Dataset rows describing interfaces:

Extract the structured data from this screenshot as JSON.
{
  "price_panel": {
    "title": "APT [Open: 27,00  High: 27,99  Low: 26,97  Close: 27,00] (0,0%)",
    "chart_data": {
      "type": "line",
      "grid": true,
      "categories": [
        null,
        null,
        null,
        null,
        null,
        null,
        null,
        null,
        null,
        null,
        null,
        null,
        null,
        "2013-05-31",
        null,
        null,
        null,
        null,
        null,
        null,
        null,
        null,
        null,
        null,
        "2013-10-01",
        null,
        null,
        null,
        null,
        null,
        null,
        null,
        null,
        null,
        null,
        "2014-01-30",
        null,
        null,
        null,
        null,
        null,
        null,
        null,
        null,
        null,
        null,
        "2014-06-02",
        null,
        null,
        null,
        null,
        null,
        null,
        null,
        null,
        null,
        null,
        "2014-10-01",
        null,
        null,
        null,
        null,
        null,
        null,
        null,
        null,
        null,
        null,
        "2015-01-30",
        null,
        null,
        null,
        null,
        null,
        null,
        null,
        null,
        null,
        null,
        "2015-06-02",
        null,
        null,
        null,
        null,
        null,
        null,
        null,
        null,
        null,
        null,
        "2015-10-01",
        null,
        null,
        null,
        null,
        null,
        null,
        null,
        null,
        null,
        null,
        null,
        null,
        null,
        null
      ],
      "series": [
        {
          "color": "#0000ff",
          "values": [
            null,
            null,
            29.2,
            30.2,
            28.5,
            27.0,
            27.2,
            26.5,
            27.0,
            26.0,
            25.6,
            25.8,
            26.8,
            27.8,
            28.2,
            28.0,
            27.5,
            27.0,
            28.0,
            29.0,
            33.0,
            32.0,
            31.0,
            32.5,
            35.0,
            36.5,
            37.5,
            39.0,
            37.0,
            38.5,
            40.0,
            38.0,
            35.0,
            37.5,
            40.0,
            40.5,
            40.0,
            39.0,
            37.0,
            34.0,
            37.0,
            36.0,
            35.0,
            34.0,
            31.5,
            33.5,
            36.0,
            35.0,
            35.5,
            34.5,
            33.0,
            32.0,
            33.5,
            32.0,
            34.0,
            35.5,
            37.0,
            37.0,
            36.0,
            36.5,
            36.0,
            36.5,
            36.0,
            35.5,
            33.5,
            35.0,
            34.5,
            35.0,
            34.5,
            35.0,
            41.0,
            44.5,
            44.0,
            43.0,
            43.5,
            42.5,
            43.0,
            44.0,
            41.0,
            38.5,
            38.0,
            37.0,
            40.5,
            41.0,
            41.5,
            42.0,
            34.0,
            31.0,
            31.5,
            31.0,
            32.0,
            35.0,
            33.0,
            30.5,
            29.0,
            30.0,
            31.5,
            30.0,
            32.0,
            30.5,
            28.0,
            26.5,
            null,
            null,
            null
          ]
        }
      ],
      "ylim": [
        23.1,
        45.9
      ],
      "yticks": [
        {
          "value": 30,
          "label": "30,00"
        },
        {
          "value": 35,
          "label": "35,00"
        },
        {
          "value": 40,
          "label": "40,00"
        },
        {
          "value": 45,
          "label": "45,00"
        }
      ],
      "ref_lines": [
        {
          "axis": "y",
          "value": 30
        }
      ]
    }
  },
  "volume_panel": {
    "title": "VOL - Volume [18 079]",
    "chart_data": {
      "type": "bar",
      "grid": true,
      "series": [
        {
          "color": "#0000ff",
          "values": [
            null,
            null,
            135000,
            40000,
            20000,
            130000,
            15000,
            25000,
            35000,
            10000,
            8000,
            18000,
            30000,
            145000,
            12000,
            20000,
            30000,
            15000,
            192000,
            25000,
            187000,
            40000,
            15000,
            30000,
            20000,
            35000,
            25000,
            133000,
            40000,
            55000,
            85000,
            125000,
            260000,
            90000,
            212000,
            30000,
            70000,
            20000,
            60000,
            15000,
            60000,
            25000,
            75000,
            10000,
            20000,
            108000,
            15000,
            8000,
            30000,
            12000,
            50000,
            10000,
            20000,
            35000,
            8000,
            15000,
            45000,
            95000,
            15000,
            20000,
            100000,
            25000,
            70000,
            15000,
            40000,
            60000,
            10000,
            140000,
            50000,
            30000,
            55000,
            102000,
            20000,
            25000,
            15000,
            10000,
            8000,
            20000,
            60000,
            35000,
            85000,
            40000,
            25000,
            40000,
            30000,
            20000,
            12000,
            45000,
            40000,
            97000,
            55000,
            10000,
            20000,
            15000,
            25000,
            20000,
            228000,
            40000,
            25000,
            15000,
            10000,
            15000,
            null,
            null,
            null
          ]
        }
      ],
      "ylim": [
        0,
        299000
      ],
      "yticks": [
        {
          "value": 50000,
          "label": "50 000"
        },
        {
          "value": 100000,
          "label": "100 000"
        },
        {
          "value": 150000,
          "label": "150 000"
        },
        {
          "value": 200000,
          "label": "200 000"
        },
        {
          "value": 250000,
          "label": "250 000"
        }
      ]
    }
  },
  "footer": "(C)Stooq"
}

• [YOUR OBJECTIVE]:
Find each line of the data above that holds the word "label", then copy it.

• [TASK ANSWER]:
          "label": "30,00"
          "label": "35,00"
          "label": "40,00"
          "label": "45,00"
          "label": "50 000"
          "label": "100 000"
          "label": "150 000"
          "label": "200 000"
          "label": "250 000"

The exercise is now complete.